If you use any part of your home to produce income before you stop living in it, you cannot apply the continuing main residence status after dwelling ceases to be your main residence rule to that part. This means you cannot get the main residence exemption for that part of the dwelling either before or after you stop living in it.
Example 80: Ceasing to live in a home after part of it is used to produce income
Caroline purchased a home under a contract that was settled on 1 July 1999, and she moved in immediately. She used 75% of the home as her main residence and the remaining 25% as a doctor’s surgery, which she used until 30 June 2013.
On 1 July 2013, she moved out and rented out the home until it was sold under a contract that was settled on 30 June 2019. Caroline chose to treat the dwelling as her main residence for the six years she rented it out.
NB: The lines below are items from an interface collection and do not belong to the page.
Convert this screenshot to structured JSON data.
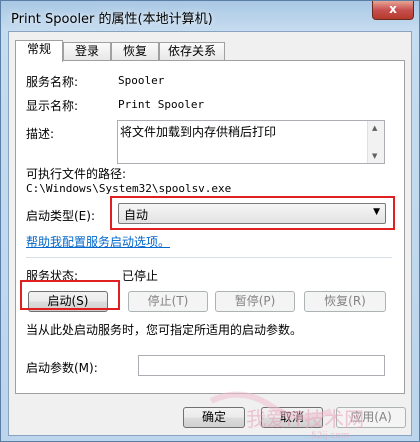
{
  "window": {
    "title": "Print Spooler 的属性(本地计算机)",
    "close_glyph": "x"
  },
  "tabs": [
    {
      "label": "常规"
    },
    {
      "label": "登录"
    },
    {
      "label": "恢复"
    },
    {
      "label": "依存关系"
    }
  ],
  "general": {
    "service_name_label": "服务名称:",
    "service_name_value": "Spooler",
    "display_name_label": "显示名称:",
    "display_name_value": "Print Spooler",
    "description_label": "描述:",
    "description_value": "将文件加载到内存供稍后打印",
    "exe_path_label": "可执行文件的路径:",
    "exe_path_value": "C:\\Windows\\System32\\spoolsv.exe",
    "startup_type_label": "启动类型(E):",
    "startup_type_value": "自动",
    "help_link": "帮助我配置服务启动选项。",
    "status_label": "服务状态:",
    "status_value": "已停止",
    "start_button": "启动(S)",
    "stop_button": "停止(T)",
    "pause_button": "暂停(P)",
    "resume_button": "恢复(R)",
    "hint_text": "当从此处启动服务时，您可指定所适用的启动参数。",
    "start_params_label": "启动参数(M):"
  },
  "footer": {
    "ok_button": "确定",
    "cancel_button": "取消",
    "apply_button": "应用(A)"
  },
  "watermark": {
    "text": "我爱IT技术网",
    "sub": "52ij.com"
  },
  "colors": {
    "highlight_box": "#e02020",
    "link": "#0066cc"
  }
}
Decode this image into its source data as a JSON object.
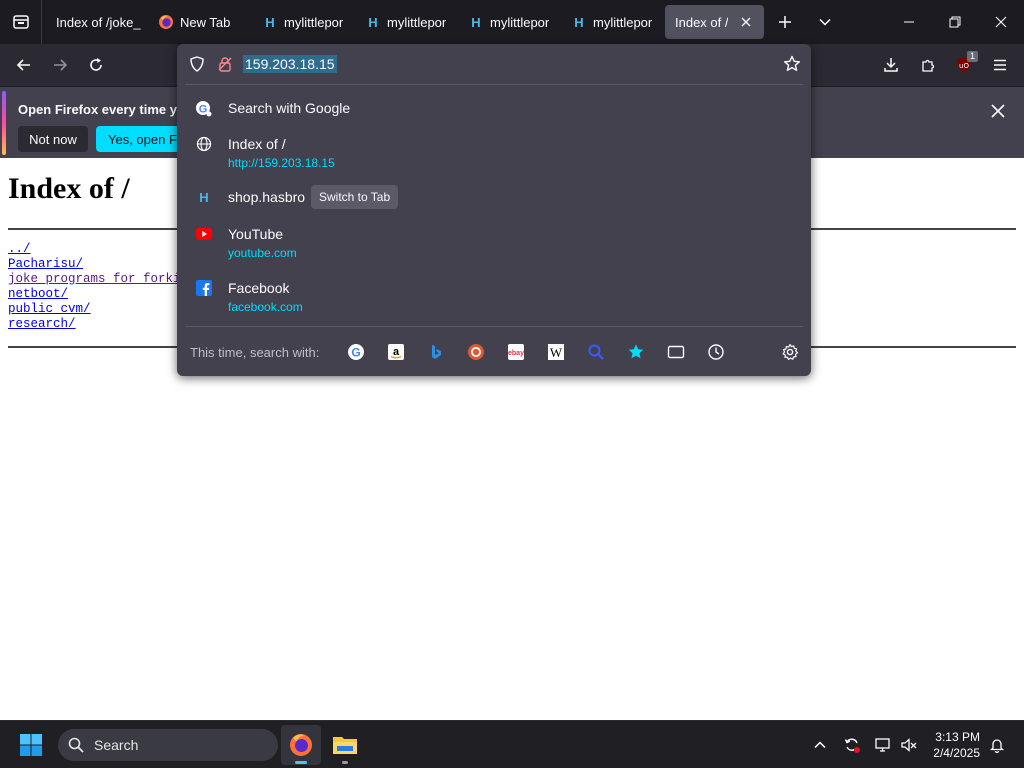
{
  "tabs": [
    {
      "title": "Index of /joke_",
      "favicon": "blank"
    },
    {
      "title": "New Tab",
      "favicon": "firefox-icon"
    },
    {
      "title": "mylittlepor",
      "favicon": "hasbro-icon"
    },
    {
      "title": "mylittlepor",
      "favicon": "hasbro-icon"
    },
    {
      "title": "mylittlepor",
      "favicon": "hasbro-icon"
    },
    {
      "title": "mylittlepor",
      "favicon": "hasbro-icon"
    },
    {
      "title": "Index of /",
      "favicon": "blank",
      "active": true
    }
  ],
  "toolbar": {
    "extension_badge": "1"
  },
  "notification": {
    "message": "Open Firefox every time you",
    "not_now": "Not now",
    "yes_open": "Yes, open Fire"
  },
  "page": {
    "heading": "Index of /",
    "links": [
      "../",
      "Pacharisu/",
      "joke_programs_for_forkie",
      "netboot/",
      "public_cvm/",
      "research/"
    ]
  },
  "url_dropdown": {
    "url": "159.203.18.15",
    "search_row": {
      "title": "Search with Google",
      "icon": "google-search-icon"
    },
    "results": [
      {
        "title": "Index of /",
        "subtitle": "http://159.203.18.15",
        "icon": "globe-icon"
      },
      {
        "title": "shop.hasbro",
        "subtitle": "",
        "icon": "hasbro-icon",
        "action": "Switch to Tab"
      },
      {
        "title": "YouTube",
        "subtitle": "youtube.com",
        "icon": "youtube-icon"
      },
      {
        "title": "Facebook",
        "subtitle": "facebook.com",
        "icon": "facebook-icon"
      }
    ],
    "search_with_label": "This time, search with:",
    "engines": [
      "google-icon",
      "amazon-icon",
      "bing-icon",
      "duckduckgo-icon",
      "ebay-icon",
      "wikipedia-icon",
      "search-tabs-icon",
      "bookmarks-star-icon",
      "tabs-icon",
      "history-icon"
    ]
  },
  "taskbar": {
    "search_label": "Search",
    "time": "3:13 PM",
    "date": "2/4/2025"
  },
  "colors": {
    "accent_cyan": "#00ddff",
    "toolbar_bg": "#2b2a33",
    "panel_bg": "#42414d",
    "link_blue": "#0000ee"
  }
}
She made a capital gain of $100,000 when she sold the home.
As 25% of the home was not used as her main residence during the period before Caroline stopped living in it, part of the capital gain is taxable, calculated as follows:
$100,000 × 25% = $25,000
Because Caroline entered into the contract to acquire the house before 11.45am (by legal time in the ACT) on 21 September 1999 and sold it after she had owned it for at least 12 months, she can use either the indexation or the discount method to calculate her capital gain.
The home first used to produce income rule does not apply because she used it to produce income from the time she purchased it.End of example